Examining stages of change with undergraduate students on academic probation
Abstract (Summary)This study examined the relationship between a student’s level of readiness to change and his/her academic progress after being placed on academic probation. Readiness to change has been studied extensively using the Stages of Change (SOC) dimension of the Transtheoretical Model (TTM). The Stages of Change Questionnaire (SCQ) was developed to assess readiness to change. In the present study, a modified SCQ was used to evaluate readiness to change among undergraduate students on academic probation (N = 47). The purpose of this study was to test the use of the SOC paradigm with students on academic probation. A more specific goal was to determine whether the SCQ could help to identify distinct groups of students on academic probation in terms of their stage of change. Finally, an additional goal was to determine the degree to which a student’s stage of change influences academic performance. Results indicated that none of the SCQ subscale (Precontemplation, Contemplation, Action, Maintenance) scores were significantly correlated with the dependent variables (semester GPA residual gain score, cumulative GPA residual gain score, end of semester probation status). This finding suggests that a relationship between each stage of change and academic performance was not empirically supported. However, employing cluster analysis, three cluster groups (Precontemplation, Uninvolved, Participation) emerged using SCQ subscale scores to classify participants. Furthermore, ANOVA methods indicated that the three cluster groups were significantly different with respect to their SCQ subscale scores. The three cluster groups were not, however, significantly different with respect to their performance on the dependent variables, suggesting that the influence of SOC on academic performance was not empirically supported. Although the influence of SOC on academic performance was not statistically significant, a consistent trend toward increasing scores emerged from Precontemplation to Uninvolved to Participation cluster groups on each of the dependent variables. Suggestions for incorporating the SOC paradigm within an existing intervention model in the literature are offered. Ideas for utilizing the SCQ with undergraduate students on academic probation are proposed. Examples of interventions for students within each cluster group are delineated. Lastly, limitations of this study and ideas for future research are discussed.

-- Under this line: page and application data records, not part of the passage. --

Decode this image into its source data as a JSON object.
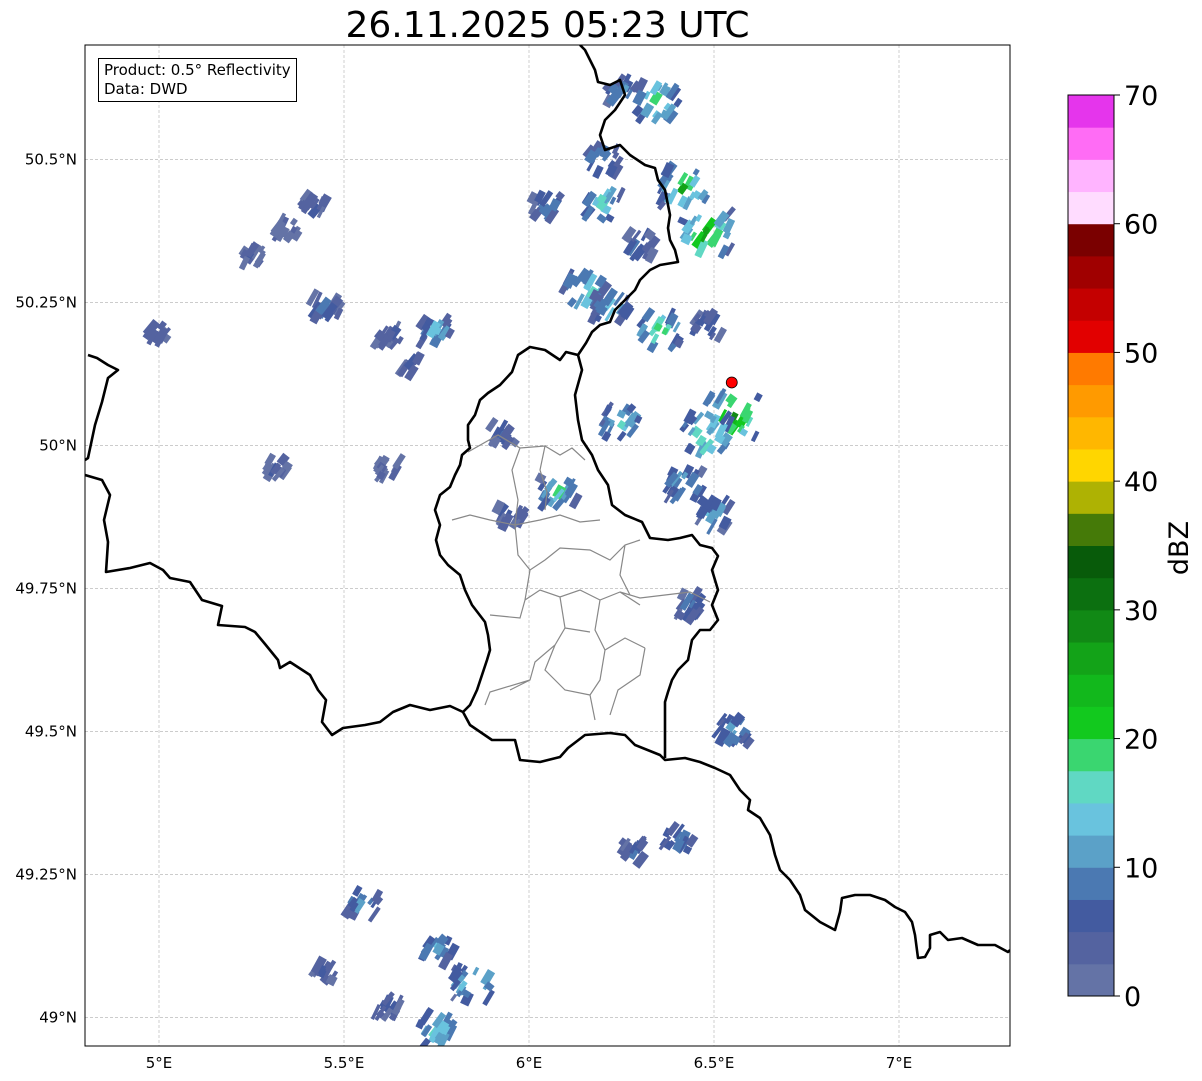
{
  "title": "26.11.2025 05:23 UTC",
  "info": {
    "product_line": "Product: 0.5° Reflectivity",
    "data_line": "Data: DWD"
  },
  "map": {
    "lon_range": [
      4.8,
      7.3
    ],
    "lat_range": [
      48.95,
      50.7
    ],
    "lon_ticks": [
      {
        "value": 5.0,
        "label": "5°E"
      },
      {
        "value": 5.5,
        "label": "5.5°E"
      },
      {
        "value": 6.0,
        "label": "6°E"
      },
      {
        "value": 6.5,
        "label": "6.5°E"
      },
      {
        "value": 7.0,
        "label": "7°E"
      }
    ],
    "lat_ticks": [
      {
        "value": 49.0,
        "label": "49°N"
      },
      {
        "value": 49.25,
        "label": "49.25°N"
      },
      {
        "value": 49.5,
        "label": "49.5°N"
      },
      {
        "value": 49.75,
        "label": "49.75°N"
      },
      {
        "value": 50.0,
        "label": "50°N"
      },
      {
        "value": 50.25,
        "label": "50.25°N"
      },
      {
        "value": 50.5,
        "label": "50.5°N"
      }
    ],
    "grid": true,
    "radar_site": {
      "lon": 6.548,
      "lat": 50.11,
      "color": "#ff0000"
    },
    "echoes": [
      {
        "lon": 6.25,
        "lat": 50.62,
        "dbz": 12
      },
      {
        "lon": 6.35,
        "lat": 50.6,
        "dbz": 22
      },
      {
        "lon": 6.2,
        "lat": 50.5,
        "dbz": 14
      },
      {
        "lon": 6.42,
        "lat": 50.45,
        "dbz": 25
      },
      {
        "lon": 6.48,
        "lat": 50.37,
        "dbz": 28
      },
      {
        "lon": 6.2,
        "lat": 50.42,
        "dbz": 18
      },
      {
        "lon": 6.05,
        "lat": 50.42,
        "dbz": 12
      },
      {
        "lon": 6.3,
        "lat": 50.35,
        "dbz": 10
      },
      {
        "lon": 6.15,
        "lat": 50.27,
        "dbz": 20
      },
      {
        "lon": 6.22,
        "lat": 50.24,
        "dbz": 16
      },
      {
        "lon": 6.35,
        "lat": 50.2,
        "dbz": 22
      },
      {
        "lon": 6.48,
        "lat": 50.21,
        "dbz": 10
      },
      {
        "lon": 6.55,
        "lat": 50.05,
        "dbz": 30
      },
      {
        "lon": 6.48,
        "lat": 50.02,
        "dbz": 24
      },
      {
        "lon": 6.25,
        "lat": 50.04,
        "dbz": 18
      },
      {
        "lon": 6.42,
        "lat": 49.93,
        "dbz": 16
      },
      {
        "lon": 6.5,
        "lat": 49.88,
        "dbz": 14
      },
      {
        "lon": 6.44,
        "lat": 49.72,
        "dbz": 10
      },
      {
        "lon": 6.08,
        "lat": 49.92,
        "dbz": 18
      },
      {
        "lon": 5.95,
        "lat": 49.88,
        "dbz": 8
      },
      {
        "lon": 5.93,
        "lat": 50.02,
        "dbz": 8
      },
      {
        "lon": 5.42,
        "lat": 50.42,
        "dbz": 6
      },
      {
        "lon": 5.35,
        "lat": 50.38,
        "dbz": 5
      },
      {
        "lon": 5.25,
        "lat": 50.33,
        "dbz": 5
      },
      {
        "lon": 5.0,
        "lat": 50.2,
        "dbz": 5
      },
      {
        "lon": 5.62,
        "lat": 50.19,
        "dbz": 7
      },
      {
        "lon": 5.75,
        "lat": 50.2,
        "dbz": 14
      },
      {
        "lon": 5.45,
        "lat": 50.24,
        "dbz": 10
      },
      {
        "lon": 5.68,
        "lat": 50.14,
        "dbz": 5
      },
      {
        "lon": 5.62,
        "lat": 49.96,
        "dbz": 5
      },
      {
        "lon": 5.32,
        "lat": 49.96,
        "dbz": 5
      },
      {
        "lon": 6.55,
        "lat": 49.5,
        "dbz": 14
      },
      {
        "lon": 6.4,
        "lat": 49.31,
        "dbz": 12
      },
      {
        "lon": 6.28,
        "lat": 49.29,
        "dbz": 8
      },
      {
        "lon": 5.55,
        "lat": 49.2,
        "dbz": 12
      },
      {
        "lon": 5.75,
        "lat": 49.12,
        "dbz": 14
      },
      {
        "lon": 5.85,
        "lat": 49.06,
        "dbz": 20
      },
      {
        "lon": 5.62,
        "lat": 49.02,
        "dbz": 8
      },
      {
        "lon": 5.75,
        "lat": 48.98,
        "dbz": 18
      },
      {
        "lon": 5.45,
        "lat": 49.08,
        "dbz": 5
      }
    ]
  },
  "colorbar": {
    "label": "dBZ",
    "min": 0,
    "max": 70,
    "step": 2.5,
    "ticks": [
      {
        "value": 0,
        "label": "0"
      },
      {
        "value": 10,
        "label": "10"
      },
      {
        "value": 20,
        "label": "20"
      },
      {
        "value": 30,
        "label": "30"
      },
      {
        "value": 40,
        "label": "40"
      },
      {
        "value": 50,
        "label": "50"
      },
      {
        "value": 60,
        "label": "60"
      },
      {
        "value": 70,
        "label": "70"
      }
    ],
    "colors": [
      "#6473a6",
      "#5463a0",
      "#435ba0",
      "#4b79b2",
      "#5ba1c8",
      "#69c3de",
      "#60d8c3",
      "#3ad670",
      "#12c91e",
      "#12b81c",
      "#13a318",
      "#118915",
      "#0c7010",
      "#085b0a",
      "#457a08",
      "#aeb203",
      "#ffd600",
      "#ffb700",
      "#ff9a00",
      "#ff7a00",
      "#e20000",
      "#c40000",
      "#a00000",
      "#7a0000",
      "#ffdcff",
      "#ffb4ff",
      "#ff6cf5",
      "#e535ec"
    ]
  }
}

School:The University of Georgia
School Location:USA - Georgia
Source Type:Master's Thesis
Date of Publication: